### [YOUR TASK]
Reproduce each line below with no alterations.

= = = = = = =

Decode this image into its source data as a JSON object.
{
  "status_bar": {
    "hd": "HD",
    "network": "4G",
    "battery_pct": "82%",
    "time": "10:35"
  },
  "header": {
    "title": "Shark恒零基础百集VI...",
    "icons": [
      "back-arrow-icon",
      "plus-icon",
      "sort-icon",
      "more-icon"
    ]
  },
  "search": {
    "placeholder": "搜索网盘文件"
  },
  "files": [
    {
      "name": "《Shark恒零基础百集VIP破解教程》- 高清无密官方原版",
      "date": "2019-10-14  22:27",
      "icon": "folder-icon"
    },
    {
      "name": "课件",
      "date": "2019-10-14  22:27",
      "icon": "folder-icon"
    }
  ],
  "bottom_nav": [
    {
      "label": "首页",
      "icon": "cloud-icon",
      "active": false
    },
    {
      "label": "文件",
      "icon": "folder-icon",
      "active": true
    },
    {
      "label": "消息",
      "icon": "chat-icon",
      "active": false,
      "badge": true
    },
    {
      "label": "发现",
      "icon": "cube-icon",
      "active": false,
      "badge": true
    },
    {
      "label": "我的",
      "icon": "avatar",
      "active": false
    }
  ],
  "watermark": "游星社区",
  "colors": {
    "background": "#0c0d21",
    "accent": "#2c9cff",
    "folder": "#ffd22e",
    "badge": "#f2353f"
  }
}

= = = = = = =

### [SOLUTION]
Decode this image into its source data as a JSON object.
{
  "status_bar": {
    "hd": "HD",
    "network": "4G",
    "battery_pct": "82%",
    "time": "10:35"
  },
  "header": {
    "title": "Shark恒零基础百集VI...",
    "icons": [
      "back-arrow-icon",
      "plus-icon",
      "sort-icon",
      "more-icon"
    ]
  },
  "search": {
    "placeholder": "搜索网盘文件"
  },
  "files": [
    {
      "name": "《Shark恒零基础百集VIP破解教程》- 高清无密官方原版",
      "date": "2019-10-14  22:27",
      "icon": "folder-icon"
    },
    {
      "name": "课件",
      "date": "2019-10-14  22:27",
      "icon": "folder-icon"
    }
  ],
  "bottom_nav": [
    {
      "label": "首页",
      "icon": "cloud-icon",
      "active": false
    },
    {
      "label": "文件",
      "icon": "folder-icon",
      "active": true
    },
    {
      "label": "消息",
      "icon": "chat-icon",
      "active": false,
      "badge": true
    },
    {
      "label": "发现",
      "icon": "cube-icon",
      "active": false,
      "badge": true
    },
    {
      "label": "我的",
      "icon": "avatar",
      "active": false
    }
  ],
  "watermark": "游星社区",
  "colors": {
    "background": "#0c0d21",
    "accent": "#2c9cff",
    "folder": "#ffd22e",
    "badge": "#f2353f"
  }
}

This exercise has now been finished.